If I remember correctly off the Neg batt terminal there should be a large ground cable to the block and a small ground wire going to a connector on the inside of the fender. I found the connection at the fender connector (dirty, corroded) to be the problem. Just a thought something I found on a friends Chevy truck once.


#14

Good chance. Does the coil have any current ratings? What’s it draw at peak? The coil primary WILL draw through that circuit.


#15

There is a large wire that goes to the block; and a smaller wire that attaches to a portion of the fender. I will check that as well. Thanks!!


#16

I have no idea what the current ratings are for this coil or the draw at peak.
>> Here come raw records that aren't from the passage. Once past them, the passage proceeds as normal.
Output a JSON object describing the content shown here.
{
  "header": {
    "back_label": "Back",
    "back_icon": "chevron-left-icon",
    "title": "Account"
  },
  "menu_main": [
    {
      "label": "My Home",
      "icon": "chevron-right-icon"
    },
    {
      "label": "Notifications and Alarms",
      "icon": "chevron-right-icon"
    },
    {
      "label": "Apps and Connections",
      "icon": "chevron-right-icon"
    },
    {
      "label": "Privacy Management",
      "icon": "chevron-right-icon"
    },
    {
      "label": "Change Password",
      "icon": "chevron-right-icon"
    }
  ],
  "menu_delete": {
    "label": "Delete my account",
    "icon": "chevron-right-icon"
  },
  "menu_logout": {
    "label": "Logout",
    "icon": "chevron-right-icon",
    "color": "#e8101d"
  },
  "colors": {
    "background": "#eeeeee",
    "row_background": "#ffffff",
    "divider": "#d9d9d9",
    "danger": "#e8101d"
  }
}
But it does seem suspicious. Perhaps I should return to something closer to ‘stock’ considering the results I have had. If the coil was drawing too much, would that blow the fusible link?


#17

I redid the ground connections. No response though. Also tried a temporary fusible link bypassing what I believe might have been the original fusible link. Again, no response. No change at all. There’s no indication of any power getting through to anywhere. I have no clue as to where next to look.
I just tested the battery by crossing the poles with a small piece of household wire and its definitely live. The power is not moving from the battery to any other area though. At least the battery is good. Now I am wondering about the fuse lock inside and under the dash. Fuses look good and this fusible link may have been (at one time) the entirety of the run from the +side of the battery to the fuse box.

I will keep experimenting. Figure I’d pull all the fuses and replace them.


#18

I redid the ground connections. No response though. Also tried a temporary fusible link bypassing what I believe might have been the original fusible link. Again, no response. No change at all. There’s no indication of any power getting through to anywhere. I have no clue as to where next to look.


#19

If it turns out to be a simple blown fuse I, for one, will be very embarassed. That’s the first place I should have suggested going.

But, as with the fusible link, a blown fuse gets that way because its current rating is exceeded, even if only for a moment (there are time ratings, but there’s no need to go there). Post what fuse it is.


#20

I looked at the fuses and they look good but I believe should be replaced. What about the voltage regulator? Could that ‘stop’ all electrical activity as well? I am now changing out all the fuses I can find.
I just finished changing out the fuses in the fuse block. They all looked good but I replaced them all and filed the contacts in the block to ensure there was good contact. No change. I’m going to remove the voltage regulator. Perhaps one of the parts stores nearby can check it? Or as with any electrical problem I’ll replace it as well and continue replacing until I find the problem. It has to be something simple for such a mind-boggling result! Its like I was EMP’d!
I have taken some digital pix of the areas in question but I have no place to post them. But they are available.
i just pulled out the voltage regulator. There are no indications of what it is or where it came from. Must be old? I will try to replace it with a new one. Meanwhile, the mystery still lingers. I still have no clue as to what happened!